──────── TASK INPUT ────────

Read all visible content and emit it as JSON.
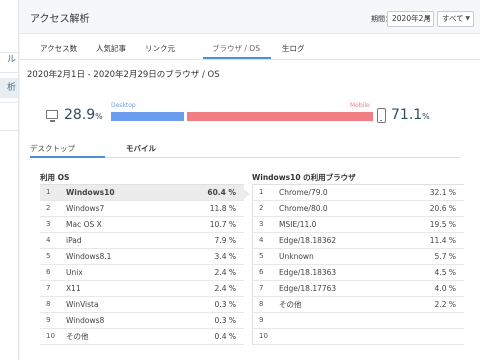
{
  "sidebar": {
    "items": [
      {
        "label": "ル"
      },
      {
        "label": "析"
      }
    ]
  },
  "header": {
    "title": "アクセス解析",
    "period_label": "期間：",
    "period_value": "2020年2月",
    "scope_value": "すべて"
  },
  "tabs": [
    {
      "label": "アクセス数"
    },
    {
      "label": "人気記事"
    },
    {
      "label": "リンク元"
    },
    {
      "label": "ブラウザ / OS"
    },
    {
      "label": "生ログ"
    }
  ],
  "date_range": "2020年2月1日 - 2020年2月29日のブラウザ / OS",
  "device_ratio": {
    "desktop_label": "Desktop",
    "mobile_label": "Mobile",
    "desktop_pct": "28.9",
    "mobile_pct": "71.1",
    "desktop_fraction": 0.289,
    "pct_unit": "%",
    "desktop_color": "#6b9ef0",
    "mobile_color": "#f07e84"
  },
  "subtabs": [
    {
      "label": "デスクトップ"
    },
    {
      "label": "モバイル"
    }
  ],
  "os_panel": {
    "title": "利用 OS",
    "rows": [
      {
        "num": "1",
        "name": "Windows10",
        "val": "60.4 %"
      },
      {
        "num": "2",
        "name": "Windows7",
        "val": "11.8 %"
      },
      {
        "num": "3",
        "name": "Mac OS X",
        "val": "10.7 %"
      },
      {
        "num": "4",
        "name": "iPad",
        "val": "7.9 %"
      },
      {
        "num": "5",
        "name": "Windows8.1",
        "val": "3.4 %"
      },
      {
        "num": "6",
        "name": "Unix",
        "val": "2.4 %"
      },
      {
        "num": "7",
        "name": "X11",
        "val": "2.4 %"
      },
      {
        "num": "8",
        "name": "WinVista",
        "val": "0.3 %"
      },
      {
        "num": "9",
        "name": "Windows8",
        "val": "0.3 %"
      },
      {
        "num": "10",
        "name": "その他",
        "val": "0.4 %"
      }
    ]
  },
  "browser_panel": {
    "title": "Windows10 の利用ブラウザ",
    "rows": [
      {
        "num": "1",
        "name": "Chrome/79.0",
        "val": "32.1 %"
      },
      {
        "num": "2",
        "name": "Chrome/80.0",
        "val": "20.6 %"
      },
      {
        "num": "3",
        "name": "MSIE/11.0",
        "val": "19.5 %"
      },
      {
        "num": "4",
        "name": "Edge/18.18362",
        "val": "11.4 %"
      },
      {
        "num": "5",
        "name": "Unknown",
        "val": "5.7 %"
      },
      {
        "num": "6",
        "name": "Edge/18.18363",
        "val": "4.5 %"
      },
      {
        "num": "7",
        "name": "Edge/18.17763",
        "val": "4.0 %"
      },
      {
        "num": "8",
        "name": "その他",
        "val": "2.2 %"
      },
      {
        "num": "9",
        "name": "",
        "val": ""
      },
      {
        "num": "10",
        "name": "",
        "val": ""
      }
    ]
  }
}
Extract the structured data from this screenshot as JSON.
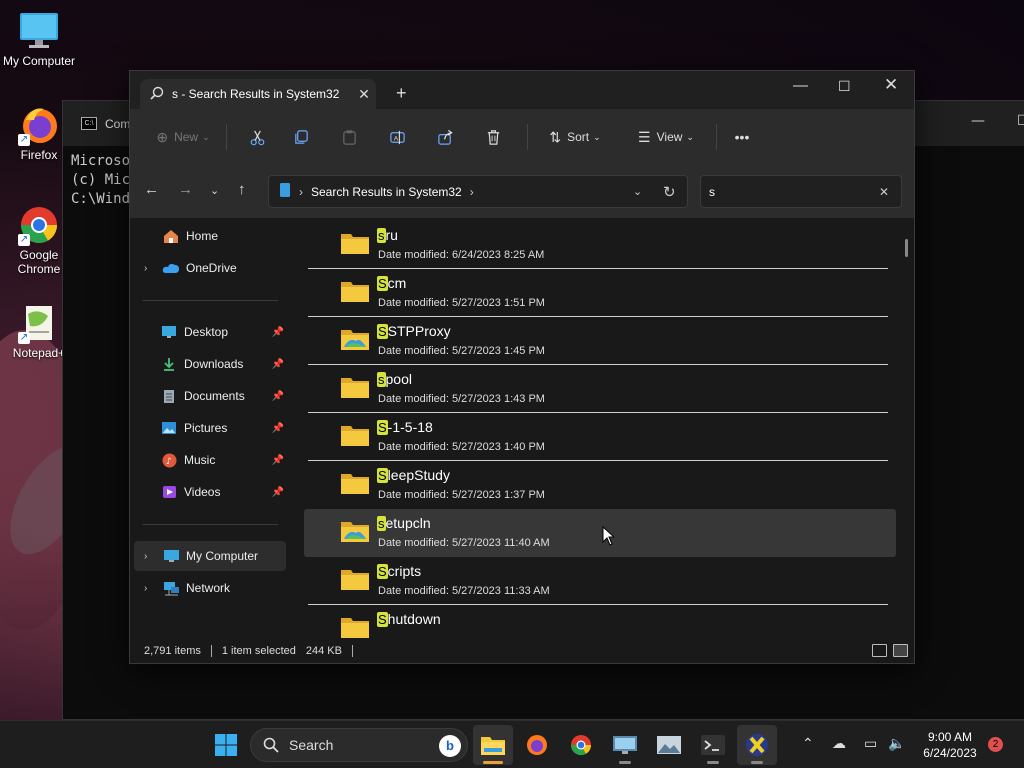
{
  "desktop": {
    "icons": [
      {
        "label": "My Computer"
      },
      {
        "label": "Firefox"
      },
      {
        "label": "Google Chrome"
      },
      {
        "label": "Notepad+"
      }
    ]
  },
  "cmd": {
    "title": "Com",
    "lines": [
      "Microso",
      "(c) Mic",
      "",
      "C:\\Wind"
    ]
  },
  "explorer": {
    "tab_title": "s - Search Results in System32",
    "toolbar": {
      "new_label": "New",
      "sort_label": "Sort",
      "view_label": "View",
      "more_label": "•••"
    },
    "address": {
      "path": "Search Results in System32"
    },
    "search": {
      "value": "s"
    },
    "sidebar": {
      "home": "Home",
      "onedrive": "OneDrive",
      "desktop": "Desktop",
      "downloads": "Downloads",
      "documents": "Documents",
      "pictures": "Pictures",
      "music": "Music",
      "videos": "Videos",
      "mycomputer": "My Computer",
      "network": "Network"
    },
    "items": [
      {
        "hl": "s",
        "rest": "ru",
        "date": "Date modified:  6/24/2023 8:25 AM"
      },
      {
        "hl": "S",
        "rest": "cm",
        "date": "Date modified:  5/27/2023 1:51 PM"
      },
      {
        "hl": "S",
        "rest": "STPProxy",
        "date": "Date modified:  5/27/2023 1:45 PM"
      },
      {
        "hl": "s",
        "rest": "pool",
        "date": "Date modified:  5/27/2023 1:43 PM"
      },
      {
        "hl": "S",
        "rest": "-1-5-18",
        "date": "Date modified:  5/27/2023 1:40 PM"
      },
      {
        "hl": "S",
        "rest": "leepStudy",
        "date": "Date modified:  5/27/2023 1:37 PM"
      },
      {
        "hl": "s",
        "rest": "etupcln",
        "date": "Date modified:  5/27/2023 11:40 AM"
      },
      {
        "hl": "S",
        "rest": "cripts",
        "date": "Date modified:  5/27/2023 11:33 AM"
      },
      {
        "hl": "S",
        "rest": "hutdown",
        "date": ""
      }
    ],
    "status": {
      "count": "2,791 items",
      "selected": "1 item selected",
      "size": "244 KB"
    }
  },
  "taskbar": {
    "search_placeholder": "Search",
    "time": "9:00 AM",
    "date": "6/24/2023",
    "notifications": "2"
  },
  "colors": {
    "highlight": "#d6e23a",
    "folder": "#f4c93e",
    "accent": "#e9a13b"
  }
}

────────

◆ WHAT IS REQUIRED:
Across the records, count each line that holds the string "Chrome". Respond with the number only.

◆ OUTPUT FOR THIS TASK:
3